It would seem against animal nature, even that of the human, to be altruistic. Survival of the fittest does not leave room for such socially learned behaviors. Or does it? Survival of the fittest has now moved from the physically fittest to that of the adaptable. Through socially learned behaviors and adaptations evolution of the human species has become less about nature and more about the civilization's ability to nurture.
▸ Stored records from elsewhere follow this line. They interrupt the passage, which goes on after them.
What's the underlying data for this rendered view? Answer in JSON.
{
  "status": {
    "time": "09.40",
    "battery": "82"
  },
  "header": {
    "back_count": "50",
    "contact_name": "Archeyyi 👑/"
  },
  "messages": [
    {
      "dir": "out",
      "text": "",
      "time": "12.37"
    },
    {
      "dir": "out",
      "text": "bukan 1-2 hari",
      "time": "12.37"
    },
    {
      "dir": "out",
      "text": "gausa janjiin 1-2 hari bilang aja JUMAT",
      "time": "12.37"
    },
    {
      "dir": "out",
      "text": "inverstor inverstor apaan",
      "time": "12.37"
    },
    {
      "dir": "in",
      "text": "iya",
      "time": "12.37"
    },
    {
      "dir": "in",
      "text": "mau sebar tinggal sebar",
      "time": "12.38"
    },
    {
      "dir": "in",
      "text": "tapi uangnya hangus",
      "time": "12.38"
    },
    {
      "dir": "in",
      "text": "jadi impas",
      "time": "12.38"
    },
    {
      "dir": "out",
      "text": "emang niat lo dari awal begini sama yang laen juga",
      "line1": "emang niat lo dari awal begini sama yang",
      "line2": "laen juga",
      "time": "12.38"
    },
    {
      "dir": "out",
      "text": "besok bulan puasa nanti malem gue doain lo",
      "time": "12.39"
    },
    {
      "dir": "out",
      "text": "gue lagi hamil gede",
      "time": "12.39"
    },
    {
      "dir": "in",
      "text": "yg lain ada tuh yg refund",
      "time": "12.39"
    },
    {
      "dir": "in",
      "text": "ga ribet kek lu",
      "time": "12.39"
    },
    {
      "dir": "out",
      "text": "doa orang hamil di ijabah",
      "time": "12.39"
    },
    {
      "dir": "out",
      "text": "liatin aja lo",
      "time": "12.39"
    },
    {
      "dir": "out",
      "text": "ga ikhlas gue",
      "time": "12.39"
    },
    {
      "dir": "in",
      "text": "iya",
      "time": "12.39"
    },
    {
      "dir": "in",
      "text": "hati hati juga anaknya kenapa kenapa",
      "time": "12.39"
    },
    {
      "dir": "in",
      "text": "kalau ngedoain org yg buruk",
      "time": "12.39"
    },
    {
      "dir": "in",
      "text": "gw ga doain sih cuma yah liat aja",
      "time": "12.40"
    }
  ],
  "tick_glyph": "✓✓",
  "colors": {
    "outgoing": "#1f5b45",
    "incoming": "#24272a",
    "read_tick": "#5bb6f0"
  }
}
Since civilization is a product of altruism it is fitting that those best able to maneuver its pits and falls be altruists. They exist in a sustained environment built to their specifications. The prototype of civilization calls for humans to develop a high level of sociability. In the evolution of the species and their structures altruism has come to replace the archaic divisions between hunters and gatherers. Now, due to civilizations those lines have become less distinct, but still exist. The altruist is the ultimate hunter. By going into realms which are unattainable to the average man, either financially or mentally, they hunt in the unknown. They then return to the folds of civilization to disperse what they have attained. The hunters take risks as the gatherers wait. As the recipient of the altruist action the rest of civilization become the gathers. But as Mayr questioned: Can there be any real altruism?

The conception and maintenance of civilizations answers this question with a resounding no. Civilization is a survival mechanism. Pure altruism is unattainable. The closest humans could come to pure altruism would be act of animity, but even these are questionable as the person who acted still has some knowledge as to what occurred. The knowledge of having done something "good" or "beneficial", makes true altruism impossible because this knowledge will incite some for of emotion or reaction on those who "know". " The idea is as follows: A invests in (e.g., assists, helps) B because, at some future time, B will reciprocate A's assistance" (Law 35). Acts of perceived kindness and other such behaviors have an effect which is wide spread and deeply socially penetrative.

First there is the person who commits the initial behavior. They may or may not feel good based on the reaction of the civilization which they inhabit. Then there is the recipient of the action. This reaction can be observed on several levels, depending on who the altruist is and who their target is. The target, through rules and regulation set up by the civilized society, must then act accordingly. The target may then be guilted into duplicating this behavior. Others who may or may not wish to receive the benefits of being an altruist in their society also model the behavior. By this means the survival of man is ensured.

The fittest in this environment are not necessarily those who would have ben deemed the fittest of the past. Civilization creates a large population in a smaller amount of space to increase to possibility of offspring and the species survival. In this space natural selection becomes less relevant as the options have been significantly increased. It is man's interpretation of a "controlled" environment. Since it is a world of human creation built by and for humans, they can not but thrive in it as a species. In this environment, the human species can reign supreme. This was not an option in the "uncontrollable" world of nature were man was not the best equipped or adaptable species.

Works Cited
Gruter, Margaret. Law and the Mind: Biological Origins of Human Behavior. Newbury Park: SAGE Publications, Inc. 1991.
Mayr, Ernst. What is Evolution. New York: Basic Books. 2001.

| Course Home Page | Forum | Science in Culture | Serendip Home |

Send us your comments at Serendip

© by Serendip 1994- - Last Modified: Wednesday, 02-May-2018 10:51:51 CDT